I recently read an excellent online article from The Atlantic about the dire financial straits that over 50% of all Americans find themselves in and something in the article struck me. The writer mentioned that because of the various financial choices he had made regarding his and his family’s finances, he and his family hadn’t been able to take a vacation in over 10 years. They instead sacrificed their retirement money to send their two daughters to excellent universities (Standford and Emery). I’m not at all criticizing that particular decision, because wanting your kids to attend the best schools is a noble thought, but I was instead curious with how casually the word “vacation” was thrown in there. I’ve noticed that a lot of Americans much prefer to use the word “vacation” than “travel.” Now, you may think to yourself, wait a second, it’s the same thing, just a different shade of the same color, but I’d argue that the difference between those two words runs far deeper than most people think.
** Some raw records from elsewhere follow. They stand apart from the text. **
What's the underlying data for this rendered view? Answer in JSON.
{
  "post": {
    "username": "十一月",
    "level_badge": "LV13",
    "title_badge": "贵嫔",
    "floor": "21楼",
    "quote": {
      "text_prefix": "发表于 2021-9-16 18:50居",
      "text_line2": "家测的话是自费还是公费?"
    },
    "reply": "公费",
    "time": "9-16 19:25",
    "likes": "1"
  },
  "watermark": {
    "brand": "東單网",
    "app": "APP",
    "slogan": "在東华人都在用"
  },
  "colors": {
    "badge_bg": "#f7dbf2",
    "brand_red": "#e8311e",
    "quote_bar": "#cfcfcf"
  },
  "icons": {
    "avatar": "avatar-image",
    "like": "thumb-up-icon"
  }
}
Think of the words vacation and travel.What images do those words conjure up?
Relaxation, stress-free, fun, lazy, easy
Explore, stressful, exciting, thrilling, scary, meaningful
Notice the vast ocean of difference between these two words. A typical vacation for a middle-class couple or family usually consists of something like this: 5 nights at either an all-inclusive or a nice resort in Mexico/Caribbean, or a cruise to Mexico/Caribbean, with maybe a safe shore excursion or two. Maybe a trip to Disneyworld in Orlando. People in these places are there purely to escape the rigors of work for a few days or a week, and don’t really want to exercise their mind too much, or be active. If given a choice between margaritas on a lazy river at a resort or a hiking trip in Jamaica, they’d choose the former 9 times out of 10.
Don’t get me wrong, I like cruises and all-inclusive resorts as well, but I flinch a little bit when people say, “Yeah, we went to Jamaica at “X” Resort and we loved it. Jamaica’s great.” I flinch because going to a nice resort where you exchange a few words about the weather with the hard-working and usually college-age local staff doesn’t really qualify as visiting anything. It’s not “seeing Jamaica” because these resorts are dime a dozen all around the Caribbean.
With a vacation, you know what you’re going to get. It’s fairly predictable. Pool, beach, drinks, buffet, more drinks, maybe dancing, day over. Travel is far more unpredictable, because you may miss your plane, your bus, you may (or will) forget an item or two, you may get sick because that sizzling kebab in the street cart looked really good, you may be helped or not helped by locals, you may get pickpocketed, you may get screwed by the rental car agency, and so on and so forth. And while I sometimes think it gets overstated, I do believe that travel truly does open you to other cultures, other viewpoints, and challenges your beliefs.
Nevertheless, I do believe that stress-free, fun vacation must be a part of people’s lives, but it shouldn’t completely exclude travel, and vice versa. It’s nice to lie by the pool and sip on a Bob Marley and enjoy the sun, but doing that every single day gets a little tiresome and narrows your cultural field of view. Go see a volcano, hike for six hours, tour a rainforest, explore an old fort or castle, talk to locals, eat local food.
Remember that the people who discovered the world didn’t take a vacation to La Florida or to the West Indies or to America. They were explorers. They were thrill-seekers. They were adventurers. Some of them were demented. Most were greedy. And what did they all have in common?
They were travelers.